Place, Memory, and the Natural World: Finding Home, Making Home


Welcome to the last week of May, and an unusual cold front. We had been dealing with some warm and dry temperatures (highs of 86 degrees) when all of a sudden a brief cold front descended yesterday. The sheep were so excited, they were jumping for joy at the cool Northeastern breezes. But, as with all things, it won't last. Summer is coming, Spring is ending, and next week we'll see possible 90s. Ugh. I don't know about you, but I'm not ready! I will try to stay in the moment, and enjoy this Holiday weekend, before the barn fans are all set to High, and I'm spending lots of time putting out cold water for all the livestock. 

This morning was so chilly, it brought me back to my childhood and time spent visiting my grandparents in the U.P. in May. We always scheduled our family vacation to coincide with Walleye season, so my Dad and Grandad could spend as much time fishing as possible. The mornings and evenings in May are typically cool upnorth, and as a child I was always disappointed that we couldn't go swimming at Stuesser's Lake during our May visits. However, what I didn't realize was just how strong the connection would remain in my memory to that cool May weather. The smells, the air, the way the landscape looked, are forever etched in my mind. Hence, whenever I step outside to a cool, crisp May morning, I am flooded with happy memories. 

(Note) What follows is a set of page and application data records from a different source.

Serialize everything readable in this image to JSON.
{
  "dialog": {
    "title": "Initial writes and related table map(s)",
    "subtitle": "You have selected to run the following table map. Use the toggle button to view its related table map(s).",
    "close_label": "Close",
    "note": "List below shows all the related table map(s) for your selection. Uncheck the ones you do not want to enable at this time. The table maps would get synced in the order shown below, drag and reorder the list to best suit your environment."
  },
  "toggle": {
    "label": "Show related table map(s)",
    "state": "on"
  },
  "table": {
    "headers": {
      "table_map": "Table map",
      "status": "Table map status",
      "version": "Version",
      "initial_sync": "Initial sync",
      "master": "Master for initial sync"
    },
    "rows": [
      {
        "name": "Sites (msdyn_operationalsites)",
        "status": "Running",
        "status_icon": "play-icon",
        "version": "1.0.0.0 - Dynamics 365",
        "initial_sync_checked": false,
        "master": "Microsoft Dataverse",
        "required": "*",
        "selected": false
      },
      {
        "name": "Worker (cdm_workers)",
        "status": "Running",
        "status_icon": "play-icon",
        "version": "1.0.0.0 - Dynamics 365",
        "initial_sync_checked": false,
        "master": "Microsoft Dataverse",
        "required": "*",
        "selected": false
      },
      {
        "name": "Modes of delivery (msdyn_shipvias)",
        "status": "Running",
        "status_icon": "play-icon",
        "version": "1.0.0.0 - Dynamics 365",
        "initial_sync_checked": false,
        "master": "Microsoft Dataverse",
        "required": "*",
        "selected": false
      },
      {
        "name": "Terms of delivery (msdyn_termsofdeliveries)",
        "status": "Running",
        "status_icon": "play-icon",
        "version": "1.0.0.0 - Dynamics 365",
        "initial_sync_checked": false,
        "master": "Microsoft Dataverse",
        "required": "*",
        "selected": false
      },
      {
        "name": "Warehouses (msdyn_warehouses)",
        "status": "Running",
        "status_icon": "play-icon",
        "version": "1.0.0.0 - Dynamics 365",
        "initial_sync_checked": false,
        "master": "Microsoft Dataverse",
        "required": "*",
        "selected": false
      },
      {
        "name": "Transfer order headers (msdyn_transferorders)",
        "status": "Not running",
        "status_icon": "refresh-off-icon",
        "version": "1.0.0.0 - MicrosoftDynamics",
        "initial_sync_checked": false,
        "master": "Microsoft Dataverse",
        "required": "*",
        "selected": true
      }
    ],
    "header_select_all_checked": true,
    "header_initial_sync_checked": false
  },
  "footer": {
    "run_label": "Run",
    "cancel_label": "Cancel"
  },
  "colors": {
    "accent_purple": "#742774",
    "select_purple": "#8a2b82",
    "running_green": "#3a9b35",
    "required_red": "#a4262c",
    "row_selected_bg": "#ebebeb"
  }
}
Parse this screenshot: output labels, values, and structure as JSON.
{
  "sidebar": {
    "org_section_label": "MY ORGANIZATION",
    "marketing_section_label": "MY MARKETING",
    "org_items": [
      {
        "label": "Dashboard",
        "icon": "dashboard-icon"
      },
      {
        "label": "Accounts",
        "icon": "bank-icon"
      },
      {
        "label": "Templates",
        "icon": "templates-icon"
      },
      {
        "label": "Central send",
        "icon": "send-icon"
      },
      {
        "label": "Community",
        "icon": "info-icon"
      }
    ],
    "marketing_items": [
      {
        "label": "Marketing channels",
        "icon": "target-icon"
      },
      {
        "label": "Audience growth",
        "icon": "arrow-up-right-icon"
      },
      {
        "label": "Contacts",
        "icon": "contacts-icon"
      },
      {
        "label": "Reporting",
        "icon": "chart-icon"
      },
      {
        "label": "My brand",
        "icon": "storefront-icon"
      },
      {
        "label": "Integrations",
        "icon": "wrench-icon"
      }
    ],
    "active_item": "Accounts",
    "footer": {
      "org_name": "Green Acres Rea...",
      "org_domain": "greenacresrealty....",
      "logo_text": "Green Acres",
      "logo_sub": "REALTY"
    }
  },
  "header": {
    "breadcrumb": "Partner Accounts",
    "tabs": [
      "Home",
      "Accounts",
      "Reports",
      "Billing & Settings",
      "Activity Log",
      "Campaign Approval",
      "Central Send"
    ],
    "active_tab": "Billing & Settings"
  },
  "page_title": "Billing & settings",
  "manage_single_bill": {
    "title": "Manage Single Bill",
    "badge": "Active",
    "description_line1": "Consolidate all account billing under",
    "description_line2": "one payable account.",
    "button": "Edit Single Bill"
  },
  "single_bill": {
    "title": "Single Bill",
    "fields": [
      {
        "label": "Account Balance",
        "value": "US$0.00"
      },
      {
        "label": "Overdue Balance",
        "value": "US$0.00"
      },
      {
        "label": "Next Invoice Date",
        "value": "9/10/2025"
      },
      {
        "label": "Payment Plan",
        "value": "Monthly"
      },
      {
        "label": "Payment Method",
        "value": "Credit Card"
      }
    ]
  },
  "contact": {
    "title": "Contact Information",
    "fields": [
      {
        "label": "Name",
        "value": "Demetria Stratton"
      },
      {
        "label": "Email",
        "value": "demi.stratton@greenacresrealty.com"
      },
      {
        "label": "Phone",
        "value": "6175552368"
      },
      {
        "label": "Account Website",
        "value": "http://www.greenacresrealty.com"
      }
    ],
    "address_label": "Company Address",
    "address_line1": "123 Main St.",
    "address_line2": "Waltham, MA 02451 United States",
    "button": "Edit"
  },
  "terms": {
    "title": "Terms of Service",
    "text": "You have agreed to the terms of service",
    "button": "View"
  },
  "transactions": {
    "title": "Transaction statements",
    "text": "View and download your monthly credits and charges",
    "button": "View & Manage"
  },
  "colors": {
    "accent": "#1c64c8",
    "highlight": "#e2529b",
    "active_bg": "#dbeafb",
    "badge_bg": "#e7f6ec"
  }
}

This got me thinking about the importance of place, and what the Brits call being "hefted". This term is usually reserved for sheep, to describe how flocks become attached or grounded to a specific place and land, so they will not roam too far when out grazing. I have often wondered how humans become hefted to place? Or do we?

Do you have specific memories that include smells, sounds, and sights, that are attached to a place from your childhood? Young adulthood? How do these memories figure into your daily life and your plans or goals for the future? Do you find yourself searching for those places that appear in your memory? Do we "imprint" on the spaces where we were born or raised? 

These are all things I wonder about, as I adjust to my new geographic area, weather, and landscape. One of the things that I have done over the many years I've lived in the flatter, and more open landscape of Central Illinois is to try to get to know all of the nuances of this place. So many nuances! Learning about the flora and the fauna, the history, the microclimate, has been a journey. I tend to see something interesting (say, a lake or river area that I've never noticed before) and then I go down the rabbit hole, lol. I want to know all about how the plants got there, what it looked like a hundred years ago, what types of animals used to be there and what type are there now, and how all the different humans who came into contact with this space interacted with it at different points in time. 

I love telling stories (just ask anyone who knows me, I've got story after story!) and I love uncovering stories that are just waiting to be told. Finding a specific place in nature (the non-built world), or an old homestead that is part of the built world, makes me think about all of the stories it has to tell. I like to look for clues and signs, little secrets that the trees, grasses, and empty houses may be willing to tell. You have to listen very closely, and be open to what they have to say. 

Just having a curious attitude about the space all around you, can lead you on some interesting journeys, and can offer some strong connections to place that just might end up hefting you to the land you find yourself currently living on. Having started the farm here at Shady Grove, has really given me an opportunity to practice so much mindfulness- observing all the small changes that happen seasonally and that also change slightly year after year. The climate is warming, and farming and caring for livestock make you acutely aware of the most subtle changes. Storms, rainfall, hotter temps, are all important to note when you're raising plants or animals. If not for this tiny farm, I may have been able to ignore all the seasonal changes that happen here. 

It also takes patience to be fully present with those seasonal and daily changes. Learning that this particular moment is but one moment, and will soon be gone, to be replaced by something different, does help keep us in the present. So, for this weekend, I'm going to enjoy these cool breezes and the last hurrah of spring, before the next cycle and season comes along. I hope you do too!